What you are asked to do: The full set of entries needs to be reproduced exactly.

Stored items
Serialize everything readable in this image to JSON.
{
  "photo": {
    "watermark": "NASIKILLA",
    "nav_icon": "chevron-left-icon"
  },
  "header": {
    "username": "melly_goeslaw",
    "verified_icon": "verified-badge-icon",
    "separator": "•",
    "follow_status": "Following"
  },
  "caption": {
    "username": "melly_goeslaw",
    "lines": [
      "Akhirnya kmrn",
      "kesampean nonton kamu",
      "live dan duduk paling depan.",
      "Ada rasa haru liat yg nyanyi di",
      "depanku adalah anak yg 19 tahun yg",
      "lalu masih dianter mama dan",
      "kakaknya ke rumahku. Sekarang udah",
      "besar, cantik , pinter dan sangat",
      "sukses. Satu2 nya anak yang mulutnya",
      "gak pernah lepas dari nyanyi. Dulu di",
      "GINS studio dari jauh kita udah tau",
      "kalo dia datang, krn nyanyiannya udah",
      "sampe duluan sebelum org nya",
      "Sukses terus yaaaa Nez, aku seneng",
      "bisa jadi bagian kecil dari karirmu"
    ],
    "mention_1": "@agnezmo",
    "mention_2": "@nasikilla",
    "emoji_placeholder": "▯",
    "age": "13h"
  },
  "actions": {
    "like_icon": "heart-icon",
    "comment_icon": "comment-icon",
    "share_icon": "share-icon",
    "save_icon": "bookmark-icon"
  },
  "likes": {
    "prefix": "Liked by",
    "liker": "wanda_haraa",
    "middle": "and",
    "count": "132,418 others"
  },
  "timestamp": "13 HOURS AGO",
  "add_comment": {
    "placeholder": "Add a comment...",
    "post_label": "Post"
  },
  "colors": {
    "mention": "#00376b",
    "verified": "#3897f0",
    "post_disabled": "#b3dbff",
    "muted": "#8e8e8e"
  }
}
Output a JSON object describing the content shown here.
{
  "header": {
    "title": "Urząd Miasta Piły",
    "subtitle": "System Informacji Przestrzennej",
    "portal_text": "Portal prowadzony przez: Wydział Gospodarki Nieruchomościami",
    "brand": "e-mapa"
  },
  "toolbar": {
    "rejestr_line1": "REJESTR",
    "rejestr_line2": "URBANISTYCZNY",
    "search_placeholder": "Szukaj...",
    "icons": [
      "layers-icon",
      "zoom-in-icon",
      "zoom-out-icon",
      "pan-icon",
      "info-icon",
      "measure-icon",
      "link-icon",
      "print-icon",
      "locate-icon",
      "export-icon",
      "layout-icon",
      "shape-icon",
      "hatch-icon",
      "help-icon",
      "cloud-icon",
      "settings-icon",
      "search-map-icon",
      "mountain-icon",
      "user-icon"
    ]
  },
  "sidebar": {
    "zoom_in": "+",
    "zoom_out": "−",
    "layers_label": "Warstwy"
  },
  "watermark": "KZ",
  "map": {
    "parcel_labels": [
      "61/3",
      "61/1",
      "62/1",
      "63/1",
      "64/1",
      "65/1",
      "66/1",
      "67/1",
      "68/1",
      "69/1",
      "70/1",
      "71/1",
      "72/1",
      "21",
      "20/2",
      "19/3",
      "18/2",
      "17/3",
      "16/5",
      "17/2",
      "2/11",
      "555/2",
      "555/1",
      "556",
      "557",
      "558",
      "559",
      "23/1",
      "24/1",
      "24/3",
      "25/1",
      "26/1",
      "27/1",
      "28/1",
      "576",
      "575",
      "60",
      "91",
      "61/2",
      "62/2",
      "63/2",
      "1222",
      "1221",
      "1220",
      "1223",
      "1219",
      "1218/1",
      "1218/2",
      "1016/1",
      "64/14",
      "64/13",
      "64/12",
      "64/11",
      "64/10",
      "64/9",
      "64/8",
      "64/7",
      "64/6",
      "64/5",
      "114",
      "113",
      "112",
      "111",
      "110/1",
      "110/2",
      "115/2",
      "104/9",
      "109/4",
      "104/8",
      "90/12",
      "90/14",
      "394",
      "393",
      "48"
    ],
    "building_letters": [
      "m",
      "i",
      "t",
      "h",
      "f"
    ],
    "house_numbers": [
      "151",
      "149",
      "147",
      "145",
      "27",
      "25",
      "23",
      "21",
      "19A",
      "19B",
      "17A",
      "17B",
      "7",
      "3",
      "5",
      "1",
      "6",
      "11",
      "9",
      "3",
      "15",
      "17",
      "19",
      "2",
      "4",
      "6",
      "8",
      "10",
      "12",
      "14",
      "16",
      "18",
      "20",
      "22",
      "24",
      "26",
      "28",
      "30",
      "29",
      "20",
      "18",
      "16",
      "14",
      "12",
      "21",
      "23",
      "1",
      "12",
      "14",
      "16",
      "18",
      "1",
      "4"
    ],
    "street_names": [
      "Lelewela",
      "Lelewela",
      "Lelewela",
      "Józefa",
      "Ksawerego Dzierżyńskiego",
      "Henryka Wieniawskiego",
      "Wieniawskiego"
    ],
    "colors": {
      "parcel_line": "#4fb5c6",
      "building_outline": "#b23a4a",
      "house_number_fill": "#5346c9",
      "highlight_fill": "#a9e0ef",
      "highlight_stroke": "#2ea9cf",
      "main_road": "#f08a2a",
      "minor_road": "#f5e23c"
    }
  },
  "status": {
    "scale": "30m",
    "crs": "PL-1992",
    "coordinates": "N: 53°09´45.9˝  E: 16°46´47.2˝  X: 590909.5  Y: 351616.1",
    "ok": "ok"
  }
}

Answer space:
Serialize everything readable in this image to JSON.
{
  "photo": {
    "watermark": "NASIKILLA",
    "nav_icon": "chevron-left-icon"
  },
  "header": {
    "username": "melly_goeslaw",
    "verified_icon": "verified-badge-icon",
    "separator": "•",
    "follow_status": "Following"
  },
  "caption": {
    "username": "melly_goeslaw",
    "lines": [
      "Akhirnya kmrn",
      "kesampean nonton kamu",
      "live dan duduk paling depan.",
      "Ada rasa haru liat yg nyanyi di",
      "depanku adalah anak yg 19 tahun yg",
      "lalu masih dianter mama dan",
      "kakaknya ke rumahku. Sekarang udah",
      "besar, cantik , pinter dan sangat",
      "sukses. Satu2 nya anak yang mulutnya",
      "gak pernah lepas dari nyanyi. Dulu di",
      "GINS studio dari jauh kita udah tau",
      "kalo dia datang, krn nyanyiannya udah",
      "sampe duluan sebelum org nya",
      "Sukses terus yaaaa Nez, aku seneng",
      "bisa jadi bagian kecil dari karirmu"
    ],
    "mention_1": "@agnezmo",
    "mention_2": "@nasikilla",
    "emoji_placeholder": "▯",
    "age": "13h"
  },
  "actions": {
    "like_icon": "heart-icon",
    "comment_icon": "comment-icon",
    "share_icon": "share-icon",
    "save_icon": "bookmark-icon"
  },
  "likes": {
    "prefix": "Liked by",
    "liker": "wanda_haraa",
    "middle": "and",
    "count": "132,418 others"
  },
  "timestamp": "13 HOURS AGO",
  "add_comment": {
    "placeholder": "Add a comment...",
    "post_label": "Post"
  },
  "colors": {
    "mention": "#00376b",
    "verified": "#3897f0",
    "post_disabled": "#b3dbff",
    "muted": "#8e8e8e"
  }
}
Output a JSON object describing the content shown here.
{
  "header": {
    "title": "Urząd Miasta Piły",
    "subtitle": "System Informacji Przestrzennej",
    "portal_text": "Portal prowadzony przez: Wydział Gospodarki Nieruchomościami",
    "brand": "e-mapa"
  },
  "toolbar": {
    "rejestr_line1": "REJESTR",
    "rejestr_line2": "URBANISTYCZNY",
    "search_placeholder": "Szukaj...",
    "icons": [
      "layers-icon",
      "zoom-in-icon",
      "zoom-out-icon",
      "pan-icon",
      "info-icon",
      "measure-icon",
      "link-icon",
      "print-icon",
      "locate-icon",
      "export-icon",
      "layout-icon",
      "shape-icon",
      "hatch-icon",
      "help-icon",
      "cloud-icon",
      "settings-icon",
      "search-map-icon",
      "mountain-icon",
      "user-icon"
    ]
  },
  "sidebar": {
    "zoom_in": "+",
    "zoom_out": "−",
    "layers_label": "Warstwy"
  },
  "watermark": "KZ",
  "map": {
    "parcel_labels": [
      "61/3",
      "61/1",
      "62/1",
      "63/1",
      "64/1",
      "65/1",
      "66/1",
      "67/1",
      "68/1",
      "69/1",
      "70/1",
      "71/1",
      "72/1",
      "21",
      "20/2",
      "19/3",
      "18/2",
      "17/3",
      "16/5",
      "17/2",
      "2/11",
      "555/2",
      "555/1",
      "556",
      "557",
      "558",
      "559",
      "23/1",
      "24/1",
      "24/3",
      "25/1",
      "26/1",
      "27/1",
      "28/1",
      "576",
      "575",
      "60",
      "91",
      "61/2",
      "62/2",
      "63/2",
      "1222",
      "1221",
      "1220",
      "1223",
      "1219",
      "1218/1",
      "1218/2",
      "1016/1",
      "64/14",
      "64/13",
      "64/12",
      "64/11",
      "64/10",
      "64/9",
      "64/8",
      "64/7",
      "64/6",
      "64/5",
      "114",
      "113",
      "112",
      "111",
      "110/1",
      "110/2",
      "115/2",
      "104/9",
      "109/4",
      "104/8",
      "90/12",
      "90/14",
      "394",
      "393",
      "48"
    ],
    "building_letters": [
      "m",
      "i",
      "t",
      "h",
      "f"
    ],
    "house_numbers": [
      "151",
      "149",
      "147",
      "145",
      "27",
      "25",
      "23",
      "21",
      "19A",
      "19B",
      "17A",
      "17B",
      "7",
      "3",
      "5",
      "1",
      "6",
      "11",
      "9",
      "3",
      "15",
      "17",
      "19",
      "2",
      "4",
      "6",
      "8",
      "10",
      "12",
      "14",
      "16",
      "18",
      "20",
      "22",
      "24",
      "26",
      "28",
      "30",
      "29",
      "20",
      "18",
      "16",
      "14",
      "12",
      "21",
      "23",
      "1",
      "12",
      "14",
      "16",
      "18",
      "1",
      "4"
    ],
    "street_names": [
      "Lelewela",
      "Lelewela",
      "Lelewela",
      "Józefa",
      "Ksawerego Dzierżyńskiego",
      "Henryka Wieniawskiego",
      "Wieniawskiego"
    ],
    "colors": {
      "parcel_line": "#4fb5c6",
      "building_outline": "#b23a4a",
      "house_number_fill": "#5346c9",
      "highlight_fill": "#a9e0ef",
      "highlight_stroke": "#2ea9cf",
      "main_road": "#f08a2a",
      "minor_road": "#f5e23c"
    }
  },
  "status": {
    "scale": "30m",
    "crs": "PL-1992",
    "coordinates": "N: 53°09´45.9˝  E: 16°46´47.2˝  X: 590909.5  Y: 351616.1",
    "ok": "ok"
  }
}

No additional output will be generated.